Aim of the task:
Only a number is expected here: the count of lines in the data that contain "sample".
#### Record set ####
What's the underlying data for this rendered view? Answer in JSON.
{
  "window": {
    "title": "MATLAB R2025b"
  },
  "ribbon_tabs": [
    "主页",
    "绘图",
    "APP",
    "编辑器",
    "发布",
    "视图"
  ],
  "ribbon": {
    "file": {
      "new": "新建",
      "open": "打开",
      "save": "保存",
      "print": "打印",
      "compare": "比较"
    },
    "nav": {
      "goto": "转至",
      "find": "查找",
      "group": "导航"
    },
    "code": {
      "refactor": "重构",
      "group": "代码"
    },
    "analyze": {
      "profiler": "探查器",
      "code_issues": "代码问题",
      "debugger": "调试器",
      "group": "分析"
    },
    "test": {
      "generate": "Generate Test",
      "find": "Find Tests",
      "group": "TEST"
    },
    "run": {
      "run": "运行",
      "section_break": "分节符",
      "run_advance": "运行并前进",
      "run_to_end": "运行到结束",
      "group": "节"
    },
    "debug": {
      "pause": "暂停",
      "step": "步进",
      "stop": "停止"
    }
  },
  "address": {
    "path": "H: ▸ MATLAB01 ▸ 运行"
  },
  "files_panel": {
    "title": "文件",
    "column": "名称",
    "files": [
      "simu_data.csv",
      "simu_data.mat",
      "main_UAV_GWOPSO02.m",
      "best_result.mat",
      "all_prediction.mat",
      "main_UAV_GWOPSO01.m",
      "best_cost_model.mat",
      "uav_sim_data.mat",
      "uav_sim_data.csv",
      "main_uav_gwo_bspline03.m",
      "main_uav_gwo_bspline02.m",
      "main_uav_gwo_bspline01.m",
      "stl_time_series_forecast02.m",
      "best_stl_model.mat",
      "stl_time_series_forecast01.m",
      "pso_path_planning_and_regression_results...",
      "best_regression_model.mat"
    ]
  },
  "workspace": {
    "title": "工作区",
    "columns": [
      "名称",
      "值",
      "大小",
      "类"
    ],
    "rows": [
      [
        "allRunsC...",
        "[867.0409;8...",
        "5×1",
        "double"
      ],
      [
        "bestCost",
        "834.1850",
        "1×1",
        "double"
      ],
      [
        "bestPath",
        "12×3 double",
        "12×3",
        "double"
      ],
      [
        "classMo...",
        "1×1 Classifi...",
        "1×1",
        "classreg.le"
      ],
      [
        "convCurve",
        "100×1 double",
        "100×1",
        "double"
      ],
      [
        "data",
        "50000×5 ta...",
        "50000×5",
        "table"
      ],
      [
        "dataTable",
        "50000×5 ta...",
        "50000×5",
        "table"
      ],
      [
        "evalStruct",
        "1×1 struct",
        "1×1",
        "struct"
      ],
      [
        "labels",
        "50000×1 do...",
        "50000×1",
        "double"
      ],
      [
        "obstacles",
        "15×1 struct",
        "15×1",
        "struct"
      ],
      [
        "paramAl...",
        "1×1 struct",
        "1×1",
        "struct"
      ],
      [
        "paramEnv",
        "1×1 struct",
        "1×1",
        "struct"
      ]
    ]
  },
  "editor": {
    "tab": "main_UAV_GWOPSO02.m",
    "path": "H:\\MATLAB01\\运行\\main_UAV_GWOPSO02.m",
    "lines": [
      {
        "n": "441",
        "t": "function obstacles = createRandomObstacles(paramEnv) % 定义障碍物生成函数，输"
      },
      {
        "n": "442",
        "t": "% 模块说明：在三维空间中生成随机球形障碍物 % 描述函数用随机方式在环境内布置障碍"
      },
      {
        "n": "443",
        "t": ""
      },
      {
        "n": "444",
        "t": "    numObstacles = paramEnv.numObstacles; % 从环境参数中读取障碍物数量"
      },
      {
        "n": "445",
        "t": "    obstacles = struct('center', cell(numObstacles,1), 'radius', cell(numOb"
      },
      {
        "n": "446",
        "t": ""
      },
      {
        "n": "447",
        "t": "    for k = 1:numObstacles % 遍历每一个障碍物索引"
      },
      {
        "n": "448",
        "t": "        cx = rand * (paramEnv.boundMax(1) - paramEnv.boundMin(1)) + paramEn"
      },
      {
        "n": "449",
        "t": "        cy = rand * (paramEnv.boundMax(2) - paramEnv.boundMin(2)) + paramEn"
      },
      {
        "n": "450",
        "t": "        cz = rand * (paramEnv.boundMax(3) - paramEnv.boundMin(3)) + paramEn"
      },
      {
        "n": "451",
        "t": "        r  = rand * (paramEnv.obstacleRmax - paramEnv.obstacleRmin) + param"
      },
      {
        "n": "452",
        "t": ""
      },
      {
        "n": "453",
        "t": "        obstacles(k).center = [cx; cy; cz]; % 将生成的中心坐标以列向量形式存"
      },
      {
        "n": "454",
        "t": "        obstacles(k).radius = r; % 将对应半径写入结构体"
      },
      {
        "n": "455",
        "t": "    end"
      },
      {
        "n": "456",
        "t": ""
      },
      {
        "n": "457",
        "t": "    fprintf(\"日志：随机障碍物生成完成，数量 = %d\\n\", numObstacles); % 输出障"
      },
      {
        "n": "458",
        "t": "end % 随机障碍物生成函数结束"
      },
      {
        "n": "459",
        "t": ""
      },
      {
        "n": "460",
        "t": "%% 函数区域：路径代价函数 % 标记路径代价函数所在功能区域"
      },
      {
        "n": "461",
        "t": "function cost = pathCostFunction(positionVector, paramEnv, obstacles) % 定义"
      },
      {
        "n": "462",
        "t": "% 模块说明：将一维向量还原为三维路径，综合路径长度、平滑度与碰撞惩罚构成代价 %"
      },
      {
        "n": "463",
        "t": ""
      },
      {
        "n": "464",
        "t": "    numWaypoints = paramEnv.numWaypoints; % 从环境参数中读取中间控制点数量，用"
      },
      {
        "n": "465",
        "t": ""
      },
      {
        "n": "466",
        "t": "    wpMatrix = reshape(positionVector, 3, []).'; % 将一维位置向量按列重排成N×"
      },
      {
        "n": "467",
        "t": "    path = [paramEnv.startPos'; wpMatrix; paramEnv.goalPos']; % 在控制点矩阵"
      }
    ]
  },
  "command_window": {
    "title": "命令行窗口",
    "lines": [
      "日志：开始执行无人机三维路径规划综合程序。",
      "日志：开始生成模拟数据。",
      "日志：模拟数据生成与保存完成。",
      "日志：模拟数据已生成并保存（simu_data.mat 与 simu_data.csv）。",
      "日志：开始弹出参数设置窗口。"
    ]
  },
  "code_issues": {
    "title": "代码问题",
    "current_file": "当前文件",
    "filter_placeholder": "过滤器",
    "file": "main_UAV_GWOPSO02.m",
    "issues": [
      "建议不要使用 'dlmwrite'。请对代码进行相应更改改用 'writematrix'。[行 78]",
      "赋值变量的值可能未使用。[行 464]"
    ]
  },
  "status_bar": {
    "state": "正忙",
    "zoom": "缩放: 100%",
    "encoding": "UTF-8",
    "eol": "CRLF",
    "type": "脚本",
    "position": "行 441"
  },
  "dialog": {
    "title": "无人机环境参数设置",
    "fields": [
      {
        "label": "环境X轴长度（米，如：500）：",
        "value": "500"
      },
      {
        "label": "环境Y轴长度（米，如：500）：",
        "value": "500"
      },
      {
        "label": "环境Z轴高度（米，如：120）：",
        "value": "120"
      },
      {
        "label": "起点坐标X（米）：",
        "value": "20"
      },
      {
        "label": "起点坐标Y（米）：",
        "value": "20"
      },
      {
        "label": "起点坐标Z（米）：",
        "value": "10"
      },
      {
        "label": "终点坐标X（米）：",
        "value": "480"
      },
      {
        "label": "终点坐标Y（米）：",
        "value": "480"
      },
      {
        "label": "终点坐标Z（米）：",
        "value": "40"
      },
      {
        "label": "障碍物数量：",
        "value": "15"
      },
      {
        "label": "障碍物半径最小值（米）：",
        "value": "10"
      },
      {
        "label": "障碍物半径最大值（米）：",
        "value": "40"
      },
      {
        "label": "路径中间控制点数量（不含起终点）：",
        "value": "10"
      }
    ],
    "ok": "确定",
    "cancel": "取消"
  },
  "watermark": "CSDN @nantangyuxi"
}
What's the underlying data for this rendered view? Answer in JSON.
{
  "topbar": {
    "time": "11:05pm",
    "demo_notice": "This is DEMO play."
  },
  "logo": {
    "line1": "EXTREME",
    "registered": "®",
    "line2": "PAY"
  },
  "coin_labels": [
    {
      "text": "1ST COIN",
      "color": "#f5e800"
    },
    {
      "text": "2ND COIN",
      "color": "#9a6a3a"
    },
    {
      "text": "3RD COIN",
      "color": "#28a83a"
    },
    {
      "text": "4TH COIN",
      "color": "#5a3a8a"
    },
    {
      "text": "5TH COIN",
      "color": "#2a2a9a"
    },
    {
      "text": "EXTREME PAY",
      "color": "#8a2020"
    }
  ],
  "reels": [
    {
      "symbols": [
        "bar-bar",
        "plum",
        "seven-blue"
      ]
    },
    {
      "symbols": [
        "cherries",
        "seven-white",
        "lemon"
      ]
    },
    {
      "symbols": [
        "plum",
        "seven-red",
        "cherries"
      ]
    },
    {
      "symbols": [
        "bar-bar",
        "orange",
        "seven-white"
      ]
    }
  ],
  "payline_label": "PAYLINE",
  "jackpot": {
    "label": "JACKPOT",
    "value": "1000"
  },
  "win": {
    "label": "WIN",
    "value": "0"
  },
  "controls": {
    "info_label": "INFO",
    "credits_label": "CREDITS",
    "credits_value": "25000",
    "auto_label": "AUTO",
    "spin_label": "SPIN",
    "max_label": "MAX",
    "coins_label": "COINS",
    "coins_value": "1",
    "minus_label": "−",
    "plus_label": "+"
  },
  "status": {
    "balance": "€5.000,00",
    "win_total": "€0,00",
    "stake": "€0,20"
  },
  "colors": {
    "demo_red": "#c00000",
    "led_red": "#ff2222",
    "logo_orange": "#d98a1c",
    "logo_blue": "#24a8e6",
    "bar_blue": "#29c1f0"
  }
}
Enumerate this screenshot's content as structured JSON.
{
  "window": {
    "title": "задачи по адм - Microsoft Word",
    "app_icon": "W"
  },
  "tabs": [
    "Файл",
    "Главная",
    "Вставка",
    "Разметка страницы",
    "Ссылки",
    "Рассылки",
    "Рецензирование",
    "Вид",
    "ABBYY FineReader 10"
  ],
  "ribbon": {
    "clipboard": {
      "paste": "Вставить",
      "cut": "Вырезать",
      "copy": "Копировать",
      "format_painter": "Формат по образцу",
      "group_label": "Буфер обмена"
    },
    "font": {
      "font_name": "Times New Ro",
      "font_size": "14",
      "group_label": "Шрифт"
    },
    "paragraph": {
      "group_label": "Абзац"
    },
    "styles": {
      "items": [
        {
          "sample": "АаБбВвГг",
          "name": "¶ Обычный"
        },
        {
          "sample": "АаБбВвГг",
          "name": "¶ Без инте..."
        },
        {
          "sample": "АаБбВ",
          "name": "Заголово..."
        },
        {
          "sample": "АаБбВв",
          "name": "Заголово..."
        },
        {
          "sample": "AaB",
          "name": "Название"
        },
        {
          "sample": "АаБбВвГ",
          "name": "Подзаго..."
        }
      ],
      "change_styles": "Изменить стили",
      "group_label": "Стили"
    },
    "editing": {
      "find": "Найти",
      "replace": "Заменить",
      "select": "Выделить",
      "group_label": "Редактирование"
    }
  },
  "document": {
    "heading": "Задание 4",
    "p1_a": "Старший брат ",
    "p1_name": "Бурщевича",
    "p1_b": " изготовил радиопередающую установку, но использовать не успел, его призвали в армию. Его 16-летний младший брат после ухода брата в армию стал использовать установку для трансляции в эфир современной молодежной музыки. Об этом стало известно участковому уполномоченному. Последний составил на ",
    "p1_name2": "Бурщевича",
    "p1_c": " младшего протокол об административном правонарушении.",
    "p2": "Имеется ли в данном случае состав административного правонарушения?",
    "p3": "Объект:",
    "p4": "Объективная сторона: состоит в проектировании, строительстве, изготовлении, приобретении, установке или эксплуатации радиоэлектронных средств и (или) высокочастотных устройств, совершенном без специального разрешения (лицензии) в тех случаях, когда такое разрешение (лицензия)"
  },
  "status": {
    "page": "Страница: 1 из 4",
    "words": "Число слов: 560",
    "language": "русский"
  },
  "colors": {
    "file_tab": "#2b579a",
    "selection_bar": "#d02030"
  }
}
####
Solution:
6